# [What is needed]
Filter the material below down to the lines with the word "MainActivity" and give those lines.

======

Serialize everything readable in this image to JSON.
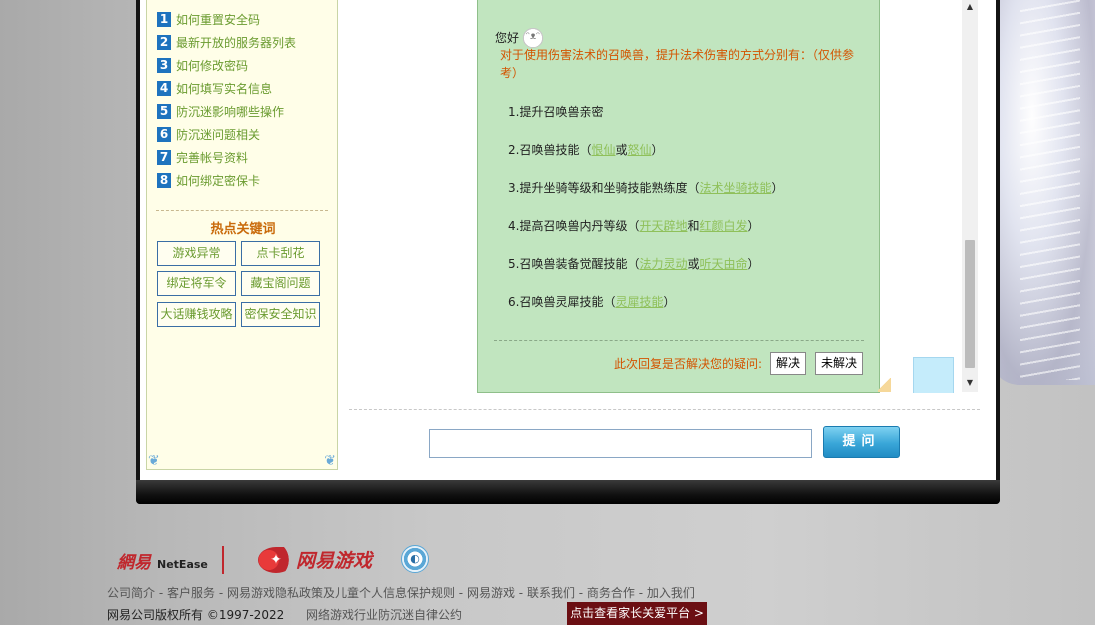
{
  "sidebar": {
    "faq": [
      {
        "num": "1",
        "label": "如何重置安全码"
      },
      {
        "num": "2",
        "label": "最新开放的服务器列表"
      },
      {
        "num": "3",
        "label": "如何修改密码"
      },
      {
        "num": "4",
        "label": "如何填写实名信息"
      },
      {
        "num": "5",
        "label": "防沉迷影响哪些操作"
      },
      {
        "num": "6",
        "label": "防沉迷问题相关"
      },
      {
        "num": "7",
        "label": "完善帐号资料"
      },
      {
        "num": "8",
        "label": "如何绑定密保卡"
      }
    ],
    "hot_title": "热点关键词",
    "keywords": [
      "游戏异常",
      "点卡刮花",
      "绑定将军令",
      "藏宝阁问题",
      "大话赚钱攻略",
      "密保安全知识"
    ]
  },
  "answer": {
    "greeting": "您好",
    "intro": "对于使用伤害法术的召唤兽，提升法术伤害的方式分别有：（仅供参考）",
    "items": [
      {
        "pre": "1.提升召唤兽亲密",
        "links": [],
        "joins": [],
        "post": ""
      },
      {
        "pre": "2.召唤兽技能（",
        "links": [
          "恨仙",
          "怒仙"
        ],
        "joins": [
          "或"
        ],
        "post": "）"
      },
      {
        "pre": "3.提升坐骑等级和坐骑技能熟练度（",
        "links": [
          "法术坐骑技能"
        ],
        "joins": [],
        "post": "）"
      },
      {
        "pre": "4.提高召唤兽内丹等级（",
        "links": [
          "开天辟地",
          "红颜白发"
        ],
        "joins": [
          "和"
        ],
        "post": "）"
      },
      {
        "pre": "5.召唤兽装备觉醒技能（",
        "links": [
          "法力灵动",
          "听天由命"
        ],
        "joins": [
          "或"
        ],
        "post": "）"
      },
      {
        "pre": "6.召唤兽灵犀技能（",
        "links": [
          "灵犀技能"
        ],
        "joins": [],
        "post": "）"
      }
    ],
    "question": "此次回复是否解决您的疑问:",
    "solved": "解决",
    "unsolved": "未解决"
  },
  "ask": {
    "input_value": "",
    "button": "提问"
  },
  "footer": {
    "netease_cn": "網易",
    "netease_en": "NetEase",
    "games_logo": "网易游戏",
    "links": [
      "公司简介",
      "客户服务",
      "网易游戏隐私政策及儿童个人信息保护规则",
      "网易游戏",
      "联系我们",
      "商务合作",
      "加入我们"
    ],
    "copyright": "网易公司版权所有 ©1997-2022",
    "self_discipline": "网络游戏行业防沉迷自律公约",
    "parent_platform": "点击查看家长关爱平台 >"
  }
}
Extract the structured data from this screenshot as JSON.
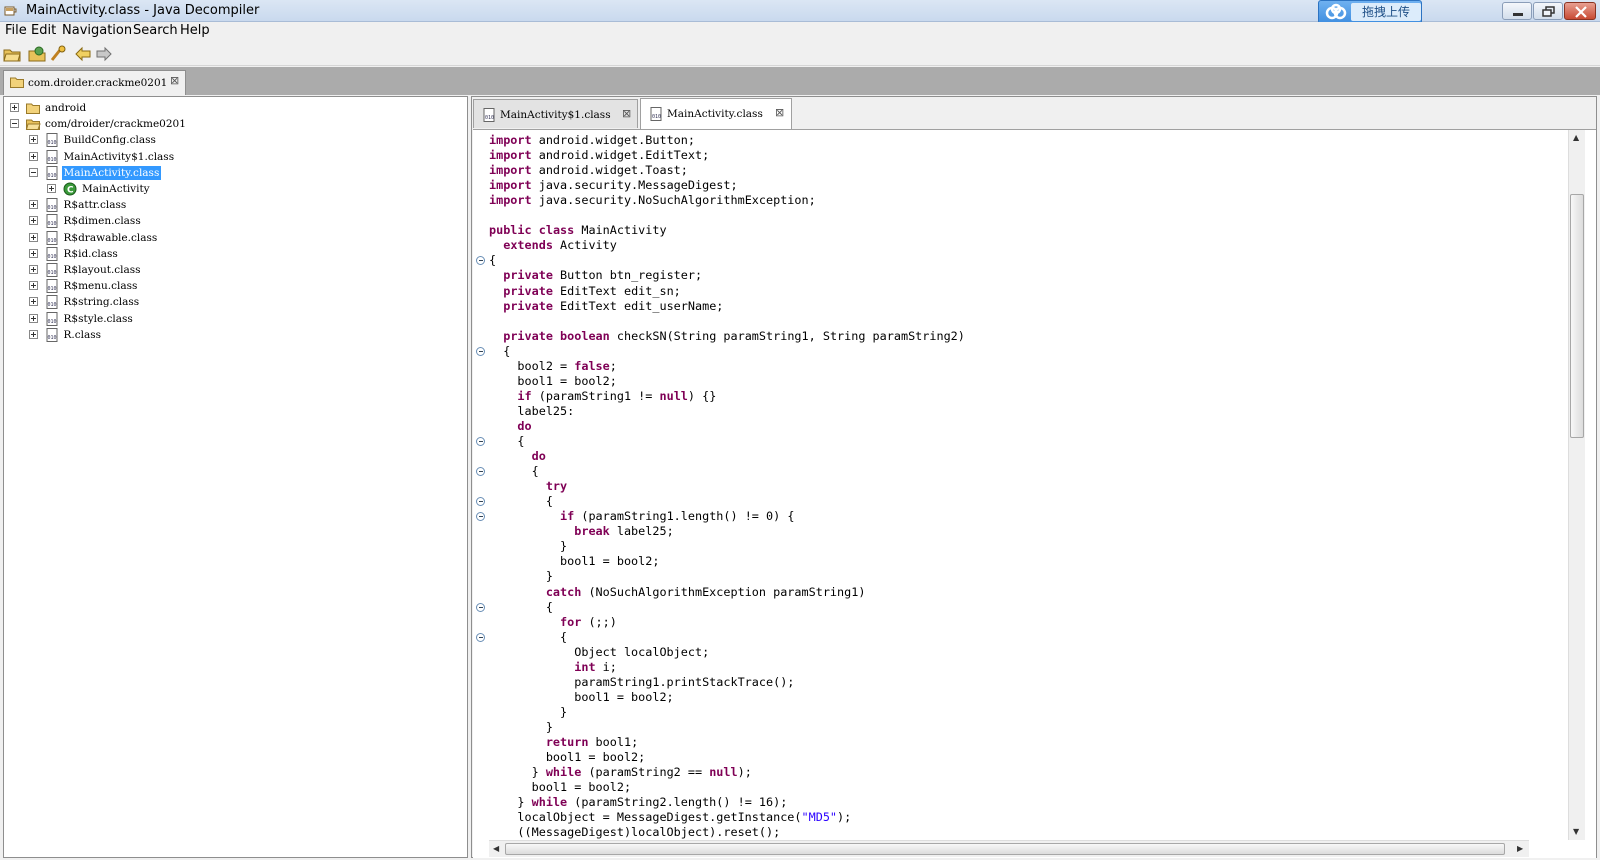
{
  "window": {
    "title": "MainActivity.class - Java Decompiler",
    "upload_label": "拖拽上传"
  },
  "menu": [
    "File",
    "Edit",
    "Navigation",
    "Search",
    "Help"
  ],
  "toolbar": [
    "open-file-icon",
    "open-folder-icon",
    "open-type-icon",
    "back-arrow-icon",
    "forward-arrow-icon"
  ],
  "package_tab": {
    "label": "com.droider.crackme0201"
  },
  "tree": {
    "items": [
      {
        "label": "android",
        "icon": "folder-icon",
        "level": 0
      },
      {
        "label": "com/droider/crackme0201",
        "icon": "folder-open-icon",
        "level": 0
      },
      {
        "label": "BuildConfig.class",
        "icon": "class-file-icon",
        "level": 1
      },
      {
        "label": "MainActivity$1.class",
        "icon": "class-file-icon",
        "level": 1
      },
      {
        "label": "MainActivity.class",
        "icon": "class-file-icon",
        "level": 1,
        "selected": true
      },
      {
        "label": "MainActivity",
        "icon": "class-icon",
        "level": 2
      },
      {
        "label": "R$attr.class",
        "icon": "class-file-icon",
        "level": 1
      },
      {
        "label": "R$dimen.class",
        "icon": "class-file-icon",
        "level": 1
      },
      {
        "label": "R$drawable.class",
        "icon": "class-file-icon",
        "level": 1
      },
      {
        "label": "R$id.class",
        "icon": "class-file-icon",
        "level": 1
      },
      {
        "label": "R$layout.class",
        "icon": "class-file-icon",
        "level": 1
      },
      {
        "label": "R$menu.class",
        "icon": "class-file-icon",
        "level": 1
      },
      {
        "label": "R$string.class",
        "icon": "class-file-icon",
        "level": 1
      },
      {
        "label": "R$style.class",
        "icon": "class-file-icon",
        "level": 1
      },
      {
        "label": "R.class",
        "icon": "class-file-icon",
        "level": 1
      }
    ]
  },
  "editor_tabs": [
    {
      "label": "MainActivity$1.class",
      "active": false
    },
    {
      "label": "MainActivity.class",
      "active": true
    }
  ],
  "code_lines": [
    "import android.widget.Button;",
    "import android.widget.EditText;",
    "import android.widget.Toast;",
    "import java.security.MessageDigest;",
    "import java.security.NoSuchAlgorithmException;",
    "",
    "public class MainActivity",
    "  extends Activity",
    "{",
    "  private Button btn_register;",
    "  private EditText edit_sn;",
    "  private EditText edit_userName;",
    "",
    "  private boolean checkSN(String paramString1, String paramString2)",
    "  {",
    "    bool2 = false;",
    "    bool1 = bool2;",
    "    if (paramString1 != null) {}",
    "    label25:",
    "    do",
    "    {",
    "      do",
    "      {",
    "        try",
    "        {",
    "          if (paramString1.length() != 0) {",
    "            break label25;",
    "          }",
    "          bool1 = bool2;",
    "        }",
    "        catch (NoSuchAlgorithmException paramString1)",
    "        {",
    "          for (;;)",
    "          {",
    "            Object localObject;",
    "            int i;",
    "            paramString1.printStackTrace();",
    "            bool1 = bool2;",
    "          }",
    "        }",
    "        return bool1;",
    "        bool1 = bool2;",
    "      } while (paramString2 == null);",
    "      bool1 = bool2;",
    "    } while (paramString2.length() != 16);",
    "    localObject = MessageDigest.getInstance(\"MD5\");",
    "    ((MessageDigest)localObject).reset();"
  ],
  "fold_lines": [
    8,
    14,
    20,
    22,
    24,
    25,
    31,
    33
  ]
}
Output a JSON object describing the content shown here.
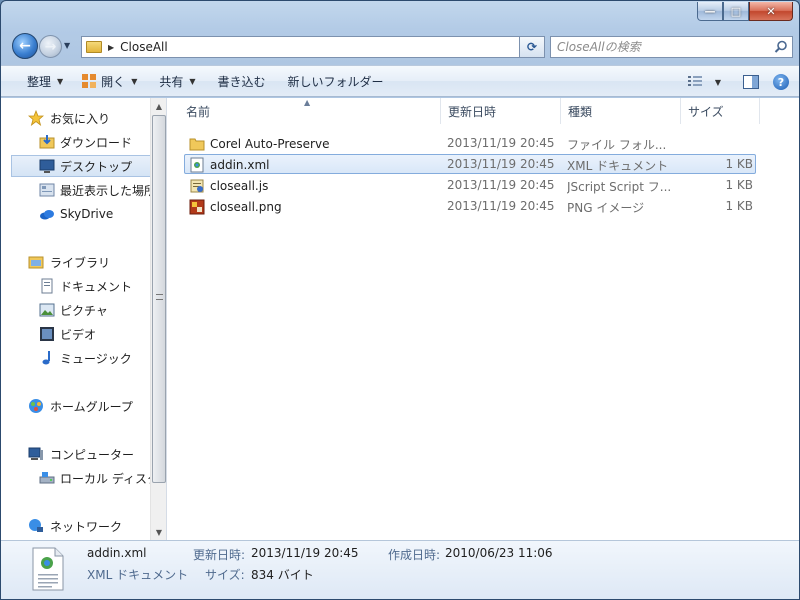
{
  "window": {
    "caption_buttons": {
      "minimize": "—",
      "maximize": "□",
      "close": "✕"
    }
  },
  "address": {
    "path": "CloseAll",
    "search_placeholder": "CloseAllの検索"
  },
  "toolbar": {
    "organize": "整理",
    "open": "開く",
    "share": "共有",
    "burn": "書き込む",
    "new_folder": "新しいフォルダー"
  },
  "sidebar": {
    "favorites": {
      "label": "お気に入り",
      "items": [
        {
          "label": "ダウンロード",
          "icon": "download-folder-icon"
        },
        {
          "label": "デスクトップ",
          "icon": "desktop-icon"
        },
        {
          "label": "最近表示した場所",
          "icon": "recent-places-icon"
        },
        {
          "label": "SkyDrive",
          "icon": "skydrive-icon"
        }
      ]
    },
    "libraries": {
      "label": "ライブラリ",
      "items": [
        {
          "label": "ドキュメント",
          "icon": "documents-icon"
        },
        {
          "label": "ピクチャ",
          "icon": "pictures-icon"
        },
        {
          "label": "ビデオ",
          "icon": "videos-icon"
        },
        {
          "label": "ミュージック",
          "icon": "music-icon"
        }
      ]
    },
    "homegroup": {
      "label": "ホームグループ"
    },
    "computer": {
      "label": "コンピューター",
      "items": [
        {
          "label": "ローカル ディスク (C:)",
          "icon": "local-disk-icon"
        }
      ]
    },
    "network": {
      "label": "ネットワーク"
    }
  },
  "file_list": {
    "columns": {
      "name": "名前",
      "date": "更新日時",
      "type": "種類",
      "size": "サイズ"
    },
    "rows": [
      {
        "name": "Corel Auto-Preserve",
        "date": "2013/11/19 20:45",
        "type": "ファイル フォル...",
        "size": "",
        "icon": "folder-icon"
      },
      {
        "name": "addin.xml",
        "date": "2013/11/19 20:45",
        "type": "XML ドキュメント",
        "size": "1 KB",
        "icon": "xml-file-icon"
      },
      {
        "name": "closeall.js",
        "date": "2013/11/19 20:45",
        "type": "JScript Script フ...",
        "size": "1 KB",
        "icon": "script-file-icon"
      },
      {
        "name": "closeall.png",
        "date": "2013/11/19 20:45",
        "type": "PNG イメージ",
        "size": "1 KB",
        "icon": "png-file-icon"
      }
    ]
  },
  "details": {
    "filename": "addin.xml",
    "type": "XML ドキュメント",
    "modified_label": "更新日時:",
    "modified_value": "2013/11/19 20:45",
    "created_label": "作成日時:",
    "created_value": "2010/06/23 11:06",
    "size_label": "サイズ:",
    "size_value": "834 バイト"
  },
  "colors": {
    "selection_border": "#84acdd",
    "label_blue": "#4f6a8e"
  }
}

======

# [Solution to the problem]
    "title": "MainActivity.class - Java Decompiler",
        "label": "MainActivity$1.class",
        "label": "MainActivity.class",
        "label": "MainActivity",
      "label": "MainActivity$1.class",
      "label": "MainActivity.class",
    "public class MainActivity",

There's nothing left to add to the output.